Source data:
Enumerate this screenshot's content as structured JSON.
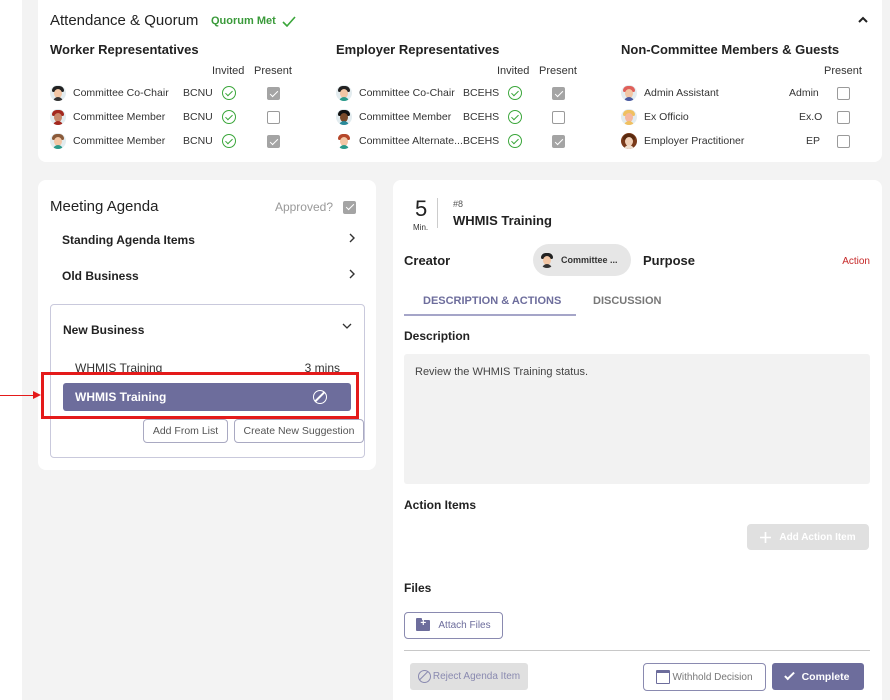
{
  "attendance": {
    "title": "Attendance & Quorum",
    "quorum_status": "Quorum Met",
    "collapse_icon": "chevron-up-icon",
    "groups": [
      {
        "title": "Worker Representatives",
        "headers": {
          "invited": "Invited",
          "present": "Present"
        },
        "members": [
          {
            "role": "Committee Co-Chair",
            "org": "BCNU",
            "invited": true,
            "present": true
          },
          {
            "role": "Committee Member",
            "org": "BCNU",
            "invited": true,
            "present": false
          },
          {
            "role": "Committee Member",
            "org": "BCNU",
            "invited": true,
            "present": true
          }
        ]
      },
      {
        "title": "Employer Representatives",
        "headers": {
          "invited": "Invited",
          "present": "Present"
        },
        "members": [
          {
            "role": "Committee Co-Chair",
            "org": "BCEHS",
            "invited": true,
            "present": true
          },
          {
            "role": "Committee Member",
            "org": "BCEHS",
            "invited": true,
            "present": false
          },
          {
            "role": "Committee Alternate...",
            "org": "BCEHS",
            "invited": true,
            "present": true
          }
        ]
      },
      {
        "title": "Non-Committee Members & Guests",
        "headers": {
          "present": "Present"
        },
        "members": [
          {
            "role": "Admin Assistant",
            "org": "Admin",
            "present": false
          },
          {
            "role": "Ex Officio",
            "org": "Ex.O",
            "present": false
          },
          {
            "role": "Employer Practitioner",
            "org": "EP",
            "present": false
          }
        ]
      }
    ]
  },
  "agenda": {
    "title": "Meeting Agenda",
    "approved_label": "Approved?",
    "approved": true,
    "sections": [
      {
        "label": "Standing Agenda Items",
        "expanded": false
      },
      {
        "label": "Old Business",
        "expanded": false
      },
      {
        "label": "New Business",
        "expanded": true
      }
    ],
    "new_business_items": [
      {
        "title": "WHMIS Training",
        "duration": "3 mins"
      }
    ],
    "selected_item": {
      "title": "WHMIS Training",
      "icon": "block-icon"
    },
    "buttons": {
      "add_from_list": "Add From List",
      "create_suggestion": "Create New Suggestion"
    }
  },
  "detail": {
    "duration_value": "5",
    "duration_unit": "Min.",
    "item_number": "#8",
    "item_title": "WHMIS Training",
    "creator_label": "Creator",
    "creator_name": "Committee ...",
    "purpose_label": "Purpose",
    "purpose_value": "Action",
    "tabs": [
      {
        "label": "DESCRIPTION & ACTIONS",
        "active": true
      },
      {
        "label": "DISCUSSION",
        "active": false
      }
    ],
    "description_label": "Description",
    "description_text": "Review the WHMIS Training status.",
    "action_items_label": "Action Items",
    "add_action_item": "Add Action Item",
    "files_label": "Files",
    "attach_files": "Attach Files",
    "reject_button": "Reject Agenda Item",
    "withhold_button": "Withhold Decision",
    "complete_button": "Complete"
  },
  "colors": {
    "accent": "#6d6d9c",
    "success": "#3aa63a",
    "purpose_action": "#c62828",
    "annotation": "#e41a1a"
  }
}
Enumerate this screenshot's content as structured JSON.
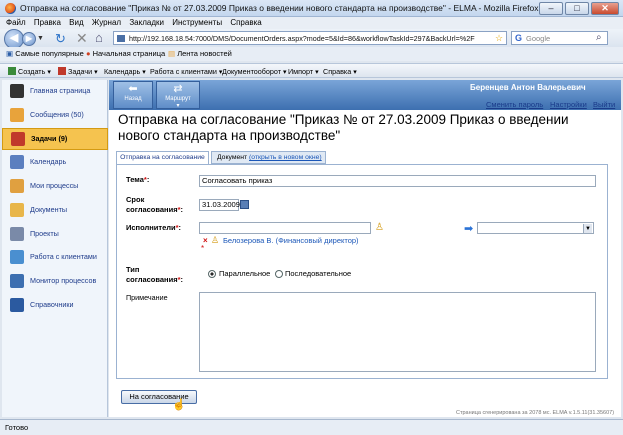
{
  "window": {
    "title": "Отправка на согласование \"Приказ № от 27.03.2009 Приказ о введении нового стандарта на производстве\" - ELMA - Mozilla Firefox",
    "min": "–",
    "max": "□",
    "close": "✕"
  },
  "menu": [
    "Файл",
    "Правка",
    "Вид",
    "Журнал",
    "Закладки",
    "Инструменты",
    "Справка"
  ],
  "nav": {
    "url": "http://192.168.18.54:7000/DMS/DocumentOrders.aspx?mode=5&Id=86&workflowTaskId=297&BackUrl=%2F",
    "search_placeholder": "Google",
    "search_engine_glyph": "G"
  },
  "bookmarks": [
    "Самые популярные",
    "Начальная страница",
    "Лента новостей"
  ],
  "elma_menu": [
    "Создать",
    "Задачи",
    "Календарь",
    "Работа с клиентами",
    "Документооборот",
    "Импорт",
    "Справка"
  ],
  "sidebar": [
    {
      "label": "Главная страница",
      "icon": "home-icon",
      "color": "#333333"
    },
    {
      "label": "Сообщения (50)",
      "icon": "messages-icon",
      "color": "#e8a33b"
    },
    {
      "label": "Задачи (9)",
      "icon": "tasks-icon",
      "color": "#c0392b",
      "active": true
    },
    {
      "label": "Календарь",
      "icon": "calendar-icon",
      "color": "#5b7fbf"
    },
    {
      "label": "Мои процессы",
      "icon": "processes-icon",
      "color": "#e0a040"
    },
    {
      "label": "Документы",
      "icon": "documents-icon",
      "color": "#e8b64a"
    },
    {
      "label": "Проекты",
      "icon": "projects-icon",
      "color": "#7a8aa8"
    },
    {
      "label": "Работа с клиентами",
      "icon": "clients-icon",
      "color": "#4a8fd0"
    },
    {
      "label": "Монитор процессов",
      "icon": "monitor-icon",
      "color": "#3d6fb0"
    },
    {
      "label": "Справочники",
      "icon": "reference-icon",
      "color": "#2b5aa0"
    }
  ],
  "toolbar": {
    "back": "Назад",
    "route": "Маршрут"
  },
  "user": {
    "name": "Беренцев Антон Валерьевич",
    "change_password": "Сменить пароль",
    "settings": "Настройки",
    "logout": "Выйти"
  },
  "page": {
    "title": "Отправка на согласование \"Приказ № от 27.03.2009 Приказ о введении нового стандарта на производстве\""
  },
  "tabs": {
    "active": "Отправка на согласование",
    "doc": "Документ",
    "doc_link": "(открыть в новом окне)"
  },
  "form": {
    "topic_label": "Тема",
    "topic_value": "Согласовать приказ",
    "deadline_label1": "Срок",
    "deadline_label2": "согласования",
    "deadline_value": "31.03.2009",
    "executors_label": "Исполнители",
    "executor": "Белозерова В. (Финансовый директор)",
    "type_label1": "Тип",
    "type_label2": "согласования",
    "opt_parallel": "Параллельное",
    "opt_sequential": "Последовательное",
    "selected": "parallel",
    "note_label": "Примечание"
  },
  "submit": "На согласование",
  "footnote": "Страница сгенерирована за 2078 мс. ELMA v.1.5.11(31.35607)",
  "status": "Готово"
}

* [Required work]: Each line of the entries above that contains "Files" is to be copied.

* [Answer space]:
    "files_label": "Files",
    "attach_files": "Attach Files",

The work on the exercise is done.